Pull each line containing "icon" out of the data and copy it.
▼▼▼
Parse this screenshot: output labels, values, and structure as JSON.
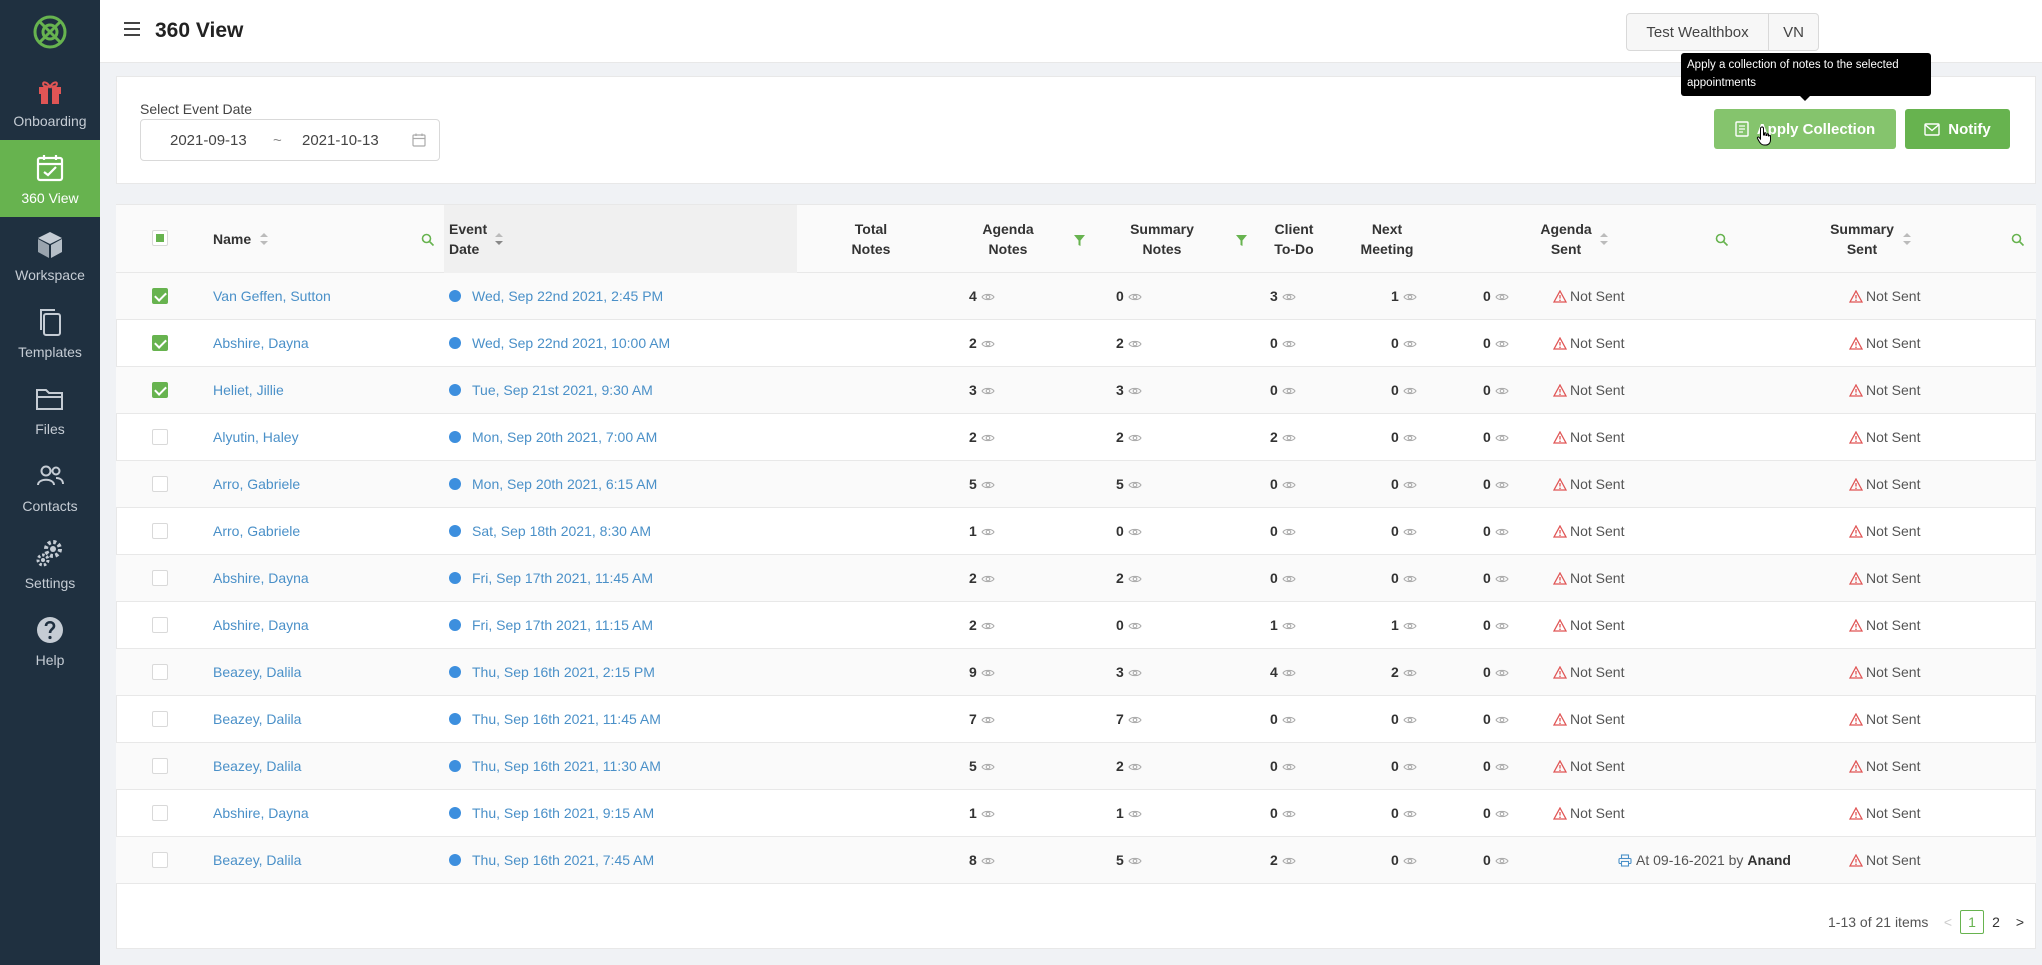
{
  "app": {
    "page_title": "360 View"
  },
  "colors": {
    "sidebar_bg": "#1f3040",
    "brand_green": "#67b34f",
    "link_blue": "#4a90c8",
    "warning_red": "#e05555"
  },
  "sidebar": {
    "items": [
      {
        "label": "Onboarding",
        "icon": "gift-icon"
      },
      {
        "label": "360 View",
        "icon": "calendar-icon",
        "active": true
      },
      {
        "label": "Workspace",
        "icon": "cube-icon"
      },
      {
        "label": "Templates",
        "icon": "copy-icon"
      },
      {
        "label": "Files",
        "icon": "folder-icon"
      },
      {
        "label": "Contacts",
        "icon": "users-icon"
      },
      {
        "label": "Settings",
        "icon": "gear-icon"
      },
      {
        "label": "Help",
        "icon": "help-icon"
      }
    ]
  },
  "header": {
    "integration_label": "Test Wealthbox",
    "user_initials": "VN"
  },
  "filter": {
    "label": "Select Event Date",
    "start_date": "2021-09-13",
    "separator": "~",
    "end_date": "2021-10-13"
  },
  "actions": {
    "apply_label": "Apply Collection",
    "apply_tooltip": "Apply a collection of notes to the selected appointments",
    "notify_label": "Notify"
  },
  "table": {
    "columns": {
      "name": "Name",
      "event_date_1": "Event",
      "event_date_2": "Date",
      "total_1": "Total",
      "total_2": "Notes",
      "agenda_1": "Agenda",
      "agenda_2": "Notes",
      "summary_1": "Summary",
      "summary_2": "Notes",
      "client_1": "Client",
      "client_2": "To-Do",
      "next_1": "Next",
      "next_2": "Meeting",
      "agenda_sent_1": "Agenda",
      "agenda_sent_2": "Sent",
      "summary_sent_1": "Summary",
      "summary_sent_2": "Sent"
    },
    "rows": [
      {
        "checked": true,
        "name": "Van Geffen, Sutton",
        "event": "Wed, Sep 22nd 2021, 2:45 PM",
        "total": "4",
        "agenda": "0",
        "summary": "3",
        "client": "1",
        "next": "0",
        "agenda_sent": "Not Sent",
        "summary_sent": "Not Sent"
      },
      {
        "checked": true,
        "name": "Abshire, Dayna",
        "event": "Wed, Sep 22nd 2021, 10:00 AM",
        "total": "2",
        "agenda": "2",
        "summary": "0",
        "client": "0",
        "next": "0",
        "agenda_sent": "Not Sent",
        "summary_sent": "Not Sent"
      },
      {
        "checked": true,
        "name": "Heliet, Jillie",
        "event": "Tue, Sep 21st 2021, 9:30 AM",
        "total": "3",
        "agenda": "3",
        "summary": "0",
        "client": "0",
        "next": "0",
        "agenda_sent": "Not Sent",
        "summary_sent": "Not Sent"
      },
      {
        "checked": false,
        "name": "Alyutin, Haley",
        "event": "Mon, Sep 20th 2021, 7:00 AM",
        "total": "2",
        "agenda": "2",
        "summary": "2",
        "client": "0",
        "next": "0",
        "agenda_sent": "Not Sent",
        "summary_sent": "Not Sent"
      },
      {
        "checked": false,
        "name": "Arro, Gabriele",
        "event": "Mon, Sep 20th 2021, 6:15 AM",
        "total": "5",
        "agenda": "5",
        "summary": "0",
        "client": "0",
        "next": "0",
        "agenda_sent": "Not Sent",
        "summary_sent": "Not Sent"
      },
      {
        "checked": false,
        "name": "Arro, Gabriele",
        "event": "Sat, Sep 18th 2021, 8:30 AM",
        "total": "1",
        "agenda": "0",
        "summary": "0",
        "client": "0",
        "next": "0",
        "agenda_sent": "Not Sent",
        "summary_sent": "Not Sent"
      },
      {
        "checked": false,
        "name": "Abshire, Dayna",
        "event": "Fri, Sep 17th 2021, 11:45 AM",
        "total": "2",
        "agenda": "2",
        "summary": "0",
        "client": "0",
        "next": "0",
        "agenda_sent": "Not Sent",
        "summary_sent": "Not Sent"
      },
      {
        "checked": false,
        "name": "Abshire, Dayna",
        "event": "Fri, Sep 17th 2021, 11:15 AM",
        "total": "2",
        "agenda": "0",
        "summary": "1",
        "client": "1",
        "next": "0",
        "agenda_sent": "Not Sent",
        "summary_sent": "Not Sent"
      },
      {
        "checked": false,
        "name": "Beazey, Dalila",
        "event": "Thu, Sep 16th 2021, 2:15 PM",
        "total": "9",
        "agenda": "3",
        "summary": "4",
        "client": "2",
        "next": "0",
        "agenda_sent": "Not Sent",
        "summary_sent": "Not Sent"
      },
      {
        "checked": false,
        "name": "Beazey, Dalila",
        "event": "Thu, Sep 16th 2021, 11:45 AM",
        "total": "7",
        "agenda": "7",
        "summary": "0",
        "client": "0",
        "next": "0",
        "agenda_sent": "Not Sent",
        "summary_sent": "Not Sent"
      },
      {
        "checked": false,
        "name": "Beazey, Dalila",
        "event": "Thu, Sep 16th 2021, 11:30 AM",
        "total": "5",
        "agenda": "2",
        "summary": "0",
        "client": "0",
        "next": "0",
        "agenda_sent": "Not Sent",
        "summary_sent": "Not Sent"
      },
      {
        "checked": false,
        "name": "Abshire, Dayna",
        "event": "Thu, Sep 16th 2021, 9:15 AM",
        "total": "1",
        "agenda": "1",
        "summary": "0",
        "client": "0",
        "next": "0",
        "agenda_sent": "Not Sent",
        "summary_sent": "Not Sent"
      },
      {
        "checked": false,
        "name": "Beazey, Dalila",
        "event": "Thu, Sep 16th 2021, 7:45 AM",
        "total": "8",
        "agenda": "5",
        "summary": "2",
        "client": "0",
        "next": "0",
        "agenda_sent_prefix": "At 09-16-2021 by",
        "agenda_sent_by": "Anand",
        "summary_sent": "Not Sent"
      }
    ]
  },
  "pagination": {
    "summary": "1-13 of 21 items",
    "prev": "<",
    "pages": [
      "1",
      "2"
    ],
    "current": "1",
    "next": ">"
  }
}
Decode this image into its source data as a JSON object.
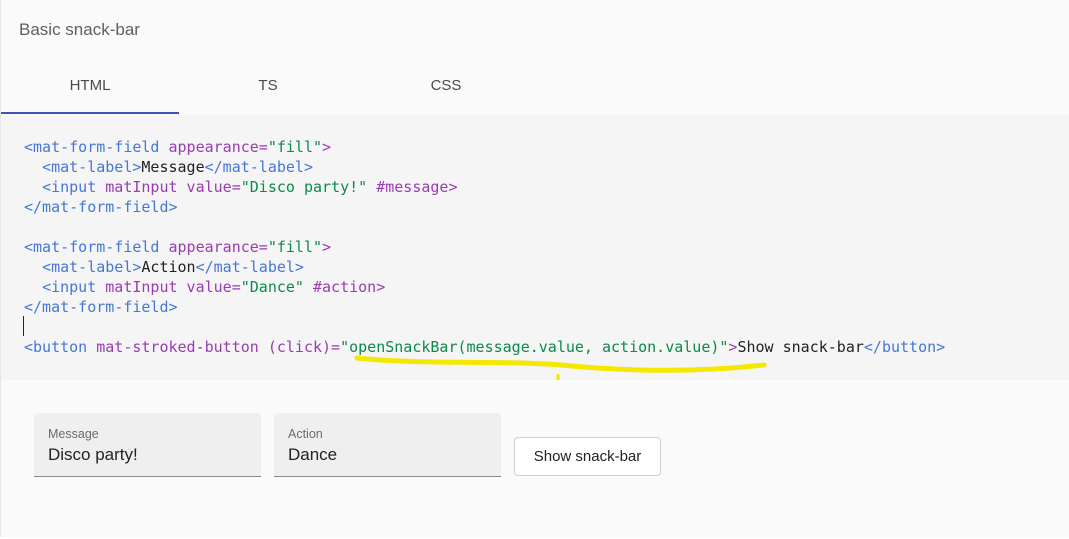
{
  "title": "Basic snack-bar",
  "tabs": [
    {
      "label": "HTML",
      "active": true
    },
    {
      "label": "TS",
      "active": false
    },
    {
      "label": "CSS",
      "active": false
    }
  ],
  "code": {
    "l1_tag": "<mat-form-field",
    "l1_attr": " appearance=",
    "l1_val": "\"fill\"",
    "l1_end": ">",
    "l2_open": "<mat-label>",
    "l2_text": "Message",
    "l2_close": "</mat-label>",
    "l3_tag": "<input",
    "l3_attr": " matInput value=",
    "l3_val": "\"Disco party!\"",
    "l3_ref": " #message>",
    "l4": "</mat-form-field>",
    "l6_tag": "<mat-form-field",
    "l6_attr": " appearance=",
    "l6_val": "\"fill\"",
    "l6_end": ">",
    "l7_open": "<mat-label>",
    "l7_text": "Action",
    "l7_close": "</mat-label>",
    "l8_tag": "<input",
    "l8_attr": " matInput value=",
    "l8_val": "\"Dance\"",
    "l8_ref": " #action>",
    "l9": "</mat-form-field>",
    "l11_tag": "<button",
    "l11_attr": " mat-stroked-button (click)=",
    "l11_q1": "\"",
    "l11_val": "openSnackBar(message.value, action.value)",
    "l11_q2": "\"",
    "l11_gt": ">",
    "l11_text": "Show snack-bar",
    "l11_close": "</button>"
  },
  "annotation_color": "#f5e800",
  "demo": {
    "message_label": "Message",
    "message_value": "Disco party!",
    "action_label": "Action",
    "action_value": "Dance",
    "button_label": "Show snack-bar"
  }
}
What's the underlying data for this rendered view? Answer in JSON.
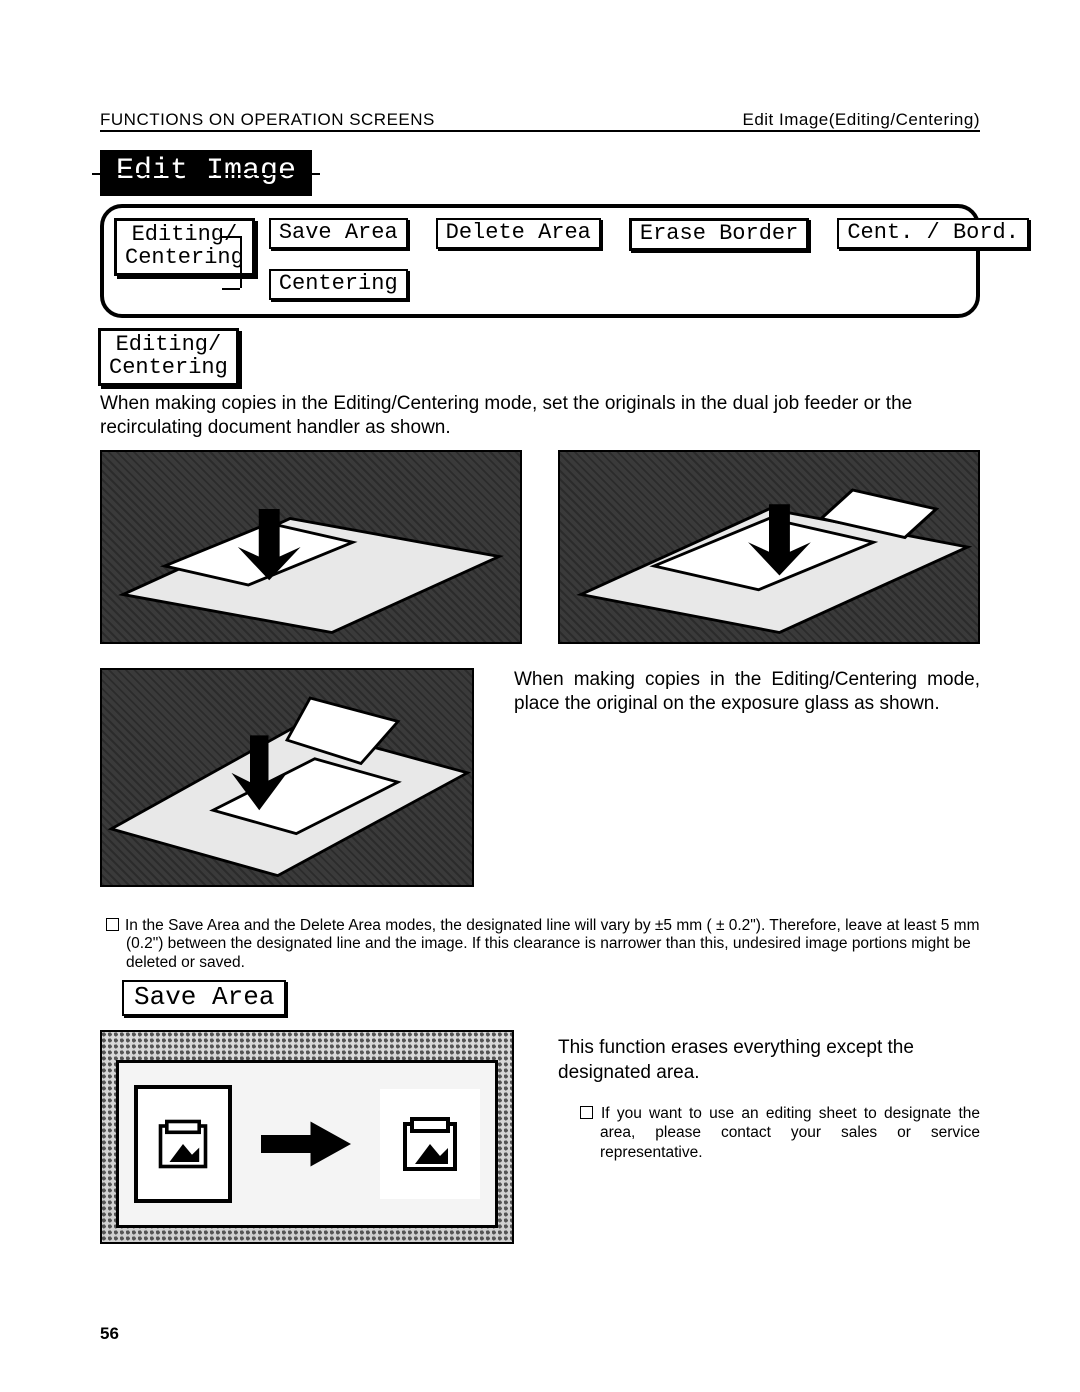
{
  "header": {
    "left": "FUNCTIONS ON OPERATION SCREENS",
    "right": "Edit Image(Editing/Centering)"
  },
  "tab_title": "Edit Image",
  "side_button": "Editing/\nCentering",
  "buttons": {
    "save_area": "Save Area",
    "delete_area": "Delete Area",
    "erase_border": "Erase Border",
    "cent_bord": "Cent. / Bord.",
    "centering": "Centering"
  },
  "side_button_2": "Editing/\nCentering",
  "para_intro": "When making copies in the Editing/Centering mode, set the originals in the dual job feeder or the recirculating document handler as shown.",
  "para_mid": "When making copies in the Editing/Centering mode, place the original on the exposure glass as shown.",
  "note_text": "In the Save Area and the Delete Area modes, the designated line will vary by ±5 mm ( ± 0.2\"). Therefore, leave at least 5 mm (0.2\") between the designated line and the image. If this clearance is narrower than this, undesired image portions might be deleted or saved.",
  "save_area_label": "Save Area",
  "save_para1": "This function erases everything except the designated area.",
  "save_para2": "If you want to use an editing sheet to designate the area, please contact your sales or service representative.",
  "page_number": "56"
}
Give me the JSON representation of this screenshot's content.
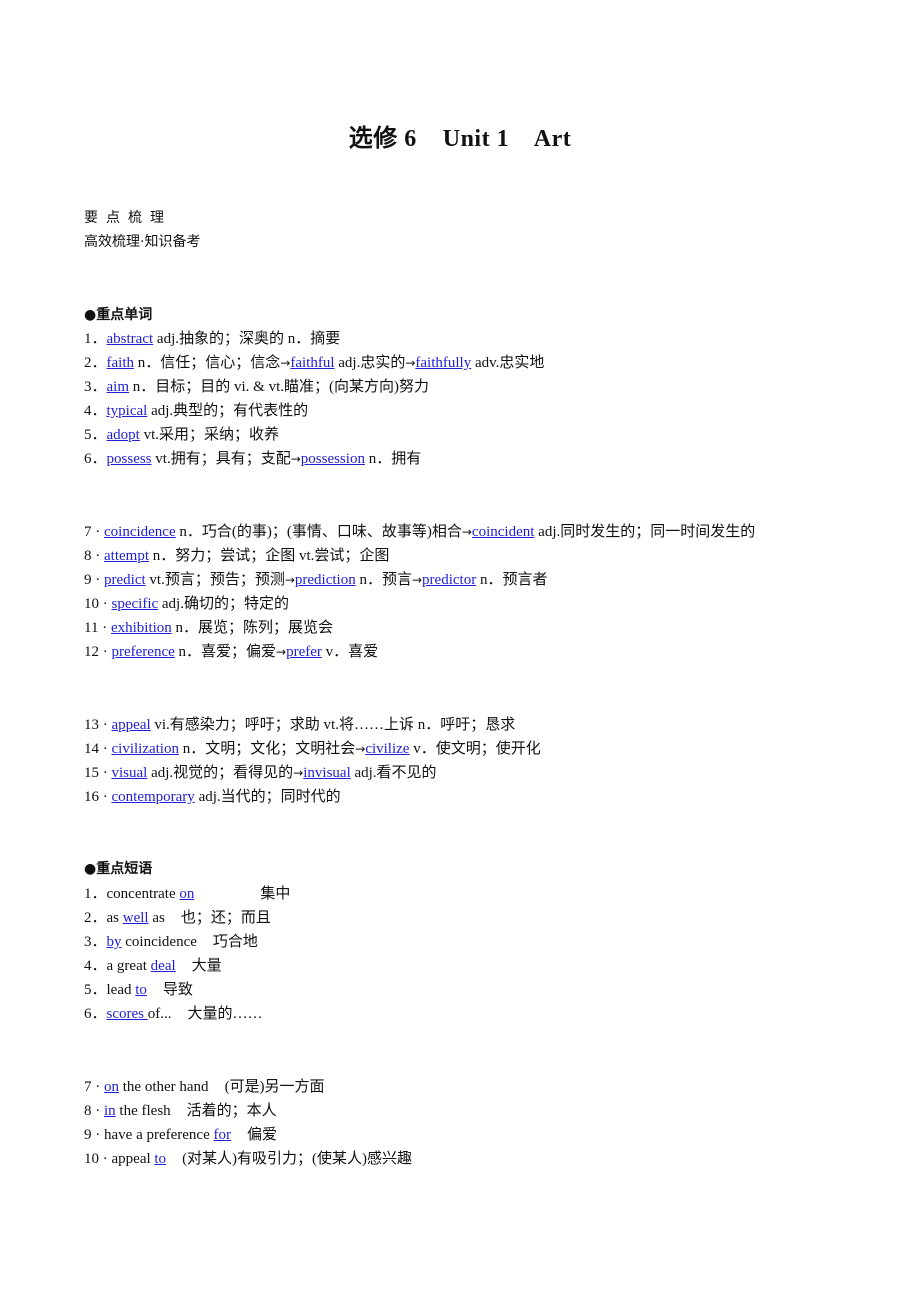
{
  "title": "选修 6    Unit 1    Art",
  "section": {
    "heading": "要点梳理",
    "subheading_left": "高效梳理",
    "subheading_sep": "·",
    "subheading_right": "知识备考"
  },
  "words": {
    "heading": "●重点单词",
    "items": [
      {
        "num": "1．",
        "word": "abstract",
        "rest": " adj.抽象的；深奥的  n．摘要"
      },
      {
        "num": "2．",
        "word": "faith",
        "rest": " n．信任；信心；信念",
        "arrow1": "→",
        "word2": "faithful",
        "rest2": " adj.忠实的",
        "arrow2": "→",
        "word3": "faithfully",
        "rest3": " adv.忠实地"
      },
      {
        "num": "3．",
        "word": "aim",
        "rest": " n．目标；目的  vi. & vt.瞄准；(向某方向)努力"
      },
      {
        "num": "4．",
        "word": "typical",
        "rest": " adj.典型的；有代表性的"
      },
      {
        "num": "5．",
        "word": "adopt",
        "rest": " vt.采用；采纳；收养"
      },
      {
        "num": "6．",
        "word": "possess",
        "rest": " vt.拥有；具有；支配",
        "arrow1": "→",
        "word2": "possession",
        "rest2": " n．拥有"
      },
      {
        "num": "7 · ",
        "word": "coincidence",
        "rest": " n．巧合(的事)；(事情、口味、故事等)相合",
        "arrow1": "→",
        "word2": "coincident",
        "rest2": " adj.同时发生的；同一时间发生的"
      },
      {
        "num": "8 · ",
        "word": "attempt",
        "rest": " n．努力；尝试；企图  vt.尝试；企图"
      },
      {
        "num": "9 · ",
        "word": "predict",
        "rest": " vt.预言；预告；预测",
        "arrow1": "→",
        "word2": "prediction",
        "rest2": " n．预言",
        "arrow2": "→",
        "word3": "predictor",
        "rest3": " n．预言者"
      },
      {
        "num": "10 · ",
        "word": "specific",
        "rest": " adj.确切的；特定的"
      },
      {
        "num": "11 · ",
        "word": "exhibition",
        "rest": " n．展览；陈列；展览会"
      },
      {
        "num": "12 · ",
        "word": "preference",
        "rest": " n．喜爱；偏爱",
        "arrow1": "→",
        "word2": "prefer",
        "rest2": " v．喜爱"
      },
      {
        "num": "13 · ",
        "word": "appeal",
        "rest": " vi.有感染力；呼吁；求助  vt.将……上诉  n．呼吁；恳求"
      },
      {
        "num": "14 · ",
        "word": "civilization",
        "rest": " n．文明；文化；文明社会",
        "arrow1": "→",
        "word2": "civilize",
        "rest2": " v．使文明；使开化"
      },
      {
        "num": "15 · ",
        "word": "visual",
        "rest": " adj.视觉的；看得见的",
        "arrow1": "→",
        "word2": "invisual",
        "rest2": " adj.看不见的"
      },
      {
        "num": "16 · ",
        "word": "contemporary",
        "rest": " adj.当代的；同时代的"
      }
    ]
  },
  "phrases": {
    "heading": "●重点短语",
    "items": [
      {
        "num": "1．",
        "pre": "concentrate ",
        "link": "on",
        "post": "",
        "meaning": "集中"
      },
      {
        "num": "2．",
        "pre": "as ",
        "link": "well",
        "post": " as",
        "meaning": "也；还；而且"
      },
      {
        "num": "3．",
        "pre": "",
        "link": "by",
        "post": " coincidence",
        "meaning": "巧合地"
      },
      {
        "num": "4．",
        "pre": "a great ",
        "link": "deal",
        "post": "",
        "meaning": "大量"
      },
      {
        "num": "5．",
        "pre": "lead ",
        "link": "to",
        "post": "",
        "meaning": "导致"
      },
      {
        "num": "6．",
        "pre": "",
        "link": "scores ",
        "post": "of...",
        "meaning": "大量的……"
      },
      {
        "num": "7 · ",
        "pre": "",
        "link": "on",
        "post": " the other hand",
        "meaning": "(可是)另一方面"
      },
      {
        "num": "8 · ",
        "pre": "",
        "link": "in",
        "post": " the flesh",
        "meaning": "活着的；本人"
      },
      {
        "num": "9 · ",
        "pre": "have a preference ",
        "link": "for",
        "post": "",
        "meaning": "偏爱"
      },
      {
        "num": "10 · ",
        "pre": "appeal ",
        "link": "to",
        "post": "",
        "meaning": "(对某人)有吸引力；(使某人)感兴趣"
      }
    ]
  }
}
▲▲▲
Finished task:
        "icon": "gift-icon"
        "icon": "calendar-icon",
        "icon": "cube-icon"
        "icon": "copy-icon"
        "icon": "folder-icon"
        "icon": "users-icon"
        "icon": "gear-icon"
        "icon": "help-icon"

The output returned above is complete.